In order to mitigate this risk, other factors besides meeting a cost target or securing supply in the short-term need to be taken into consideration. When an organization proactively invests in mapping out its supply chain, all of its suppliers better understand their impact and risk areas. This data is critical in discovering where improvements need to be made to build a sustainable supply chain, but also protects an organization and its suppliers when unforeseen disruptions occur. Rather than getting stuck generalizing risks based on common knowledge about a sector or geographic location, the data collected and tracked in real-time makes it possible for an organization to know where a disruption comes from, when it will occur, and which products it will affect. This insight makes it possible to take direct action to mitigate very specific risks.

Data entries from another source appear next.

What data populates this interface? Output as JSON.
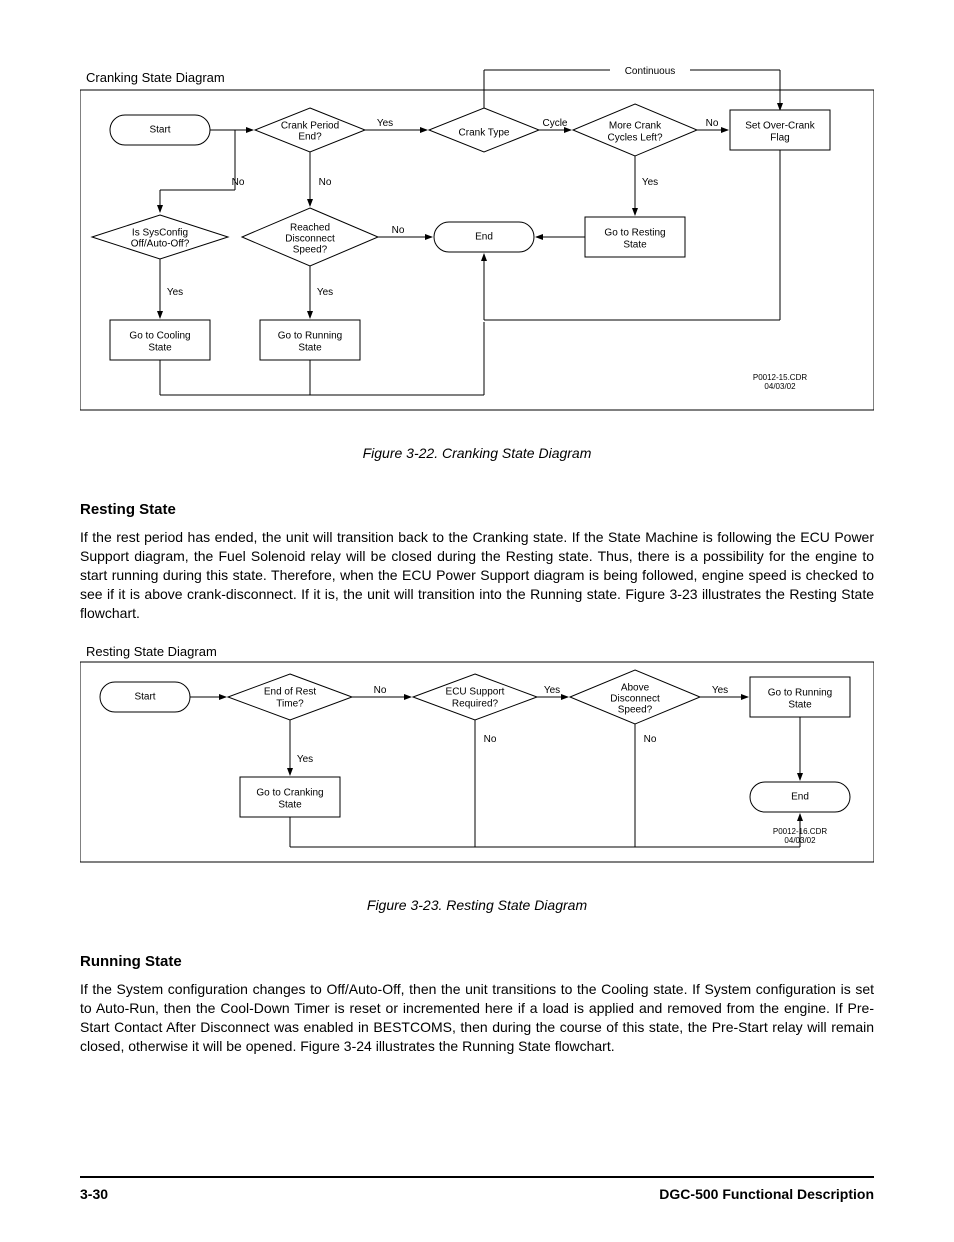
{
  "figure1": {
    "title": "Cranking State Diagram",
    "caption": "Figure 3-22. Cranking State Diagram",
    "marks": "P0012-15.CDR\n04/03/02",
    "nodes": {
      "start": "Start",
      "crankPeriodEnd": "Crank Period\nEnd?",
      "crankType": "Crank Type",
      "moreCrank": "More Crank\nCycles Left?",
      "setOverCrank": "Set Over-Crank\nFlag",
      "isSysConfig": "Is SysConfig\nOff/Auto-Off?",
      "reachedDisc": "Reached\nDisconnect\nSpeed?",
      "end": "End",
      "goResting": "Go to Resting\nState",
      "goCooling": "Go to Cooling\nState",
      "goRunning": "Go to Running\nState"
    },
    "labels": {
      "yes": "Yes",
      "no": "No",
      "cycle": "Cycle",
      "continuous": "Continuous"
    }
  },
  "section1": {
    "heading": "Resting State",
    "body": "If the rest period has ended, the unit will transition back to the Cranking state. If the State Machine is following the ECU Power Support diagram, the Fuel Solenoid relay will be closed during the Resting state. Thus, there is a possibility for the engine to start running during this state. Therefore, when the ECU Power Support diagram is being followed, engine speed is checked to see if it is above crank-disconnect. If it is, the unit will transition into the Running state. Figure 3-23 illustrates the Resting State flowchart."
  },
  "figure2": {
    "title": "Resting State Diagram",
    "caption": "Figure 3-23. Resting State Diagram",
    "marks": "P0012-16.CDR\n04/03/02",
    "nodes": {
      "start": "Start",
      "endRest": "End of Rest\nTime?",
      "ecuSupport": "ECU Support\nRequired?",
      "aboveDisc": "Above\nDisconnect\nSpeed?",
      "goRunning": "Go to Running\nState",
      "goCranking": "Go to Cranking\nState",
      "end": "End"
    },
    "labels": {
      "yes": "Yes",
      "no": "No"
    }
  },
  "section2": {
    "heading": "Running State",
    "body": "If the System configuration changes to Off/Auto-Off, then the unit transitions to the Cooling state. If System configuration is set to Auto-Run, then the Cool-Down Timer is reset or incremented here if a load is applied and removed from the engine. If Pre-Start Contact After Disconnect was enabled in BESTCOMS, then during the course of this state, the Pre-Start relay will remain closed, otherwise it will be opened. Figure 3-24 illustrates the Running State flowchart."
  },
  "footer": {
    "left": "3-30",
    "right": "DGC-500 Functional Description"
  }
}
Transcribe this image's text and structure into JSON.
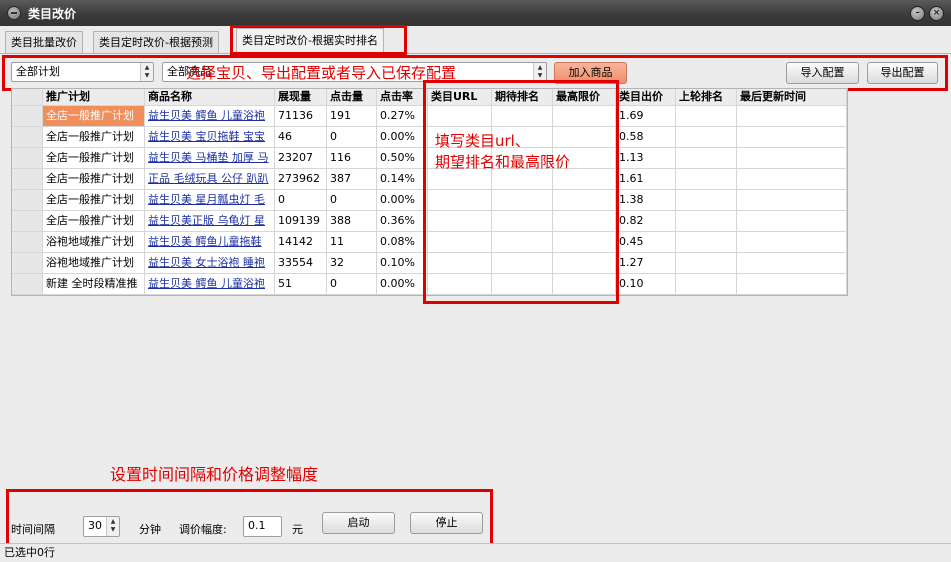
{
  "window": {
    "title": "类目改价"
  },
  "tabs": [
    {
      "label": "类目批量改价"
    },
    {
      "label": "类目定时改价-根据预测"
    },
    {
      "label": "类目定时改价-根据实时排名"
    }
  ],
  "toolbar": {
    "plan_select": "全部计划",
    "product_select": "全部商品",
    "add_product": "加入商品",
    "import_config": "导入配置",
    "export_config": "导出配置"
  },
  "grid": {
    "columns": [
      "推广计划",
      "商品名称",
      "展现量",
      "点击量",
      "点击率",
      "类目URL",
      "期待排名",
      "最高限价",
      "类目出价",
      "上轮排名",
      "最后更新时间"
    ],
    "rows": [
      [
        "全店一般推广计划",
        "益生贝美 鳄鱼 儿童浴袍",
        "71136",
        "191",
        "0.27%",
        "",
        "",
        "",
        "1.69",
        "",
        ""
      ],
      [
        "全店一般推广计划",
        "益生贝美 宝贝拖鞋 宝宝",
        "46",
        "0",
        "0.00%",
        "",
        "",
        "",
        "0.58",
        "",
        ""
      ],
      [
        "全店一般推广计划",
        "益生贝美 马桶垫 加厚 马",
        "23207",
        "116",
        "0.50%",
        "",
        "",
        "",
        "1.13",
        "",
        ""
      ],
      [
        "全店一般推广计划",
        "正品 毛绒玩具 公仔 趴趴",
        "273962",
        "387",
        "0.14%",
        "",
        "",
        "",
        "1.61",
        "",
        ""
      ],
      [
        "全店一般推广计划",
        "益生贝美 星月瓢虫灯 毛",
        "0",
        "0",
        "0.00%",
        "",
        "",
        "",
        "1.38",
        "",
        ""
      ],
      [
        "全店一般推广计划",
        "益生贝美正版 乌龟灯 星",
        "109139",
        "388",
        "0.36%",
        "",
        "",
        "",
        "0.82",
        "",
        ""
      ],
      [
        "浴袍地域推广计划",
        "益生贝美 鳄鱼儿童拖鞋",
        "14142",
        "11",
        "0.08%",
        "",
        "",
        "",
        "0.45",
        "",
        ""
      ],
      [
        "浴袍地域推广计划",
        "益生贝美 女士浴袍 睡袍",
        "33554",
        "32",
        "0.10%",
        "",
        "",
        "",
        "1.27",
        "",
        ""
      ],
      [
        "新建 全时段精准推",
        "益生贝美 鳄鱼 儿童浴袍",
        "51",
        "0",
        "0.00%",
        "",
        "",
        "",
        "0.10",
        "",
        ""
      ]
    ]
  },
  "annotations": {
    "top": "选择宝贝、导出配置或者导入已保存配置",
    "middle_line1": "填写类目url、",
    "middle_line2": "期望排名和最高限价",
    "bottom": "设置时间间隔和价格调整幅度"
  },
  "footer": {
    "interval_label": "时间间隔",
    "interval_value": "30",
    "minute_label": "分钟",
    "adjust_label": "调价幅度:",
    "adjust_value": "0.1",
    "yuan_label": "元",
    "start": "启动",
    "stop": "停止"
  },
  "status": {
    "text": "已选中0行"
  },
  "colors": {
    "annotation": "#e10000",
    "selected_row": "#f08e5c",
    "link": "#1b2fa3",
    "accent_button": "#f4a080"
  },
  "icons": {
    "app": "circle-minus-icon",
    "minimize": "minimize-icon",
    "close": "close-icon"
  }
}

However, this is only achievable if there is a trusting relationship in place. The amount of communication and openness required in order to collect this amount of data, which is often sensitive and reveals vulnerabilities, requires buyers and suppliers on all levels that information-sharing will not be taken for granted. If a positive collaboration is built upstream and downstream in the supply chain, companies become more resilient, sustainable, and less shaken by adversity.
HBR sums it up this way:“The coronavirus epidemic teaches us — once again — that a robust supplier-monitoring system that maps sub-tier dependencies is a basic requirement for today’s supply chain and sourcing professionals.”
3. Let technology work to relieve employees from chasing down suppliers
Monitoring and mapping out an organization’s multi-tier supply chain is heavily aided by technologies that collect data, calculate risk, and streamline communication in real-time. However,trust between suppliers and buyers is critical to obtain in order forcompanies to willingly invest in new technologies and change processes for long-term benefit. Emerging supply chain technologies include crowdsourcing platforms that collect data from a supply chain network in order to produce exceptionally accurate analyses that uncover cracks and help companies boost supply chain resilience in the short and long-term.
Adopting new technologies also increases communication between suppliers and buyers through streamlining all communication in one platform, automating manual follow-up tasks, and visualizing data to understandable insights that drive change. According to The Hackett Group, managing risk digitally with emerging technologies equips companies with thecapacity to act faster to global shortages or supply interruptions and “allows organizations to be better prepared, making their products more available in a crisis. This increases market perception of brand reliability and value, as well as prevents potential stops in production and lost sales.”
When these kinds of technologies are implemented, stakeholders more confidently rely on it to do the work when crisis hits. A system that centralizes communication, takes into consideration the multi-faceted aspects, risks, and opportunities for actors in all tiers of the supply chain creates a common foundation to mitigate risk effectively. Through these technologies, informed decisions can be made quickly and flexibly, and in so doing, reduce the amount of negative impact on every stakeholder when challenges arise.
Building trust between buyers and suppliers improves communication, and thus, transparency. When this trust is built, actors in all tiers behave in the interest of the overall supply chain, which opens up a world of opportunity when business is going well and becomes a strong safety net when unexpected situations occur.
Learn more about multi-tier supply chain transparency in our on-demand webinar below: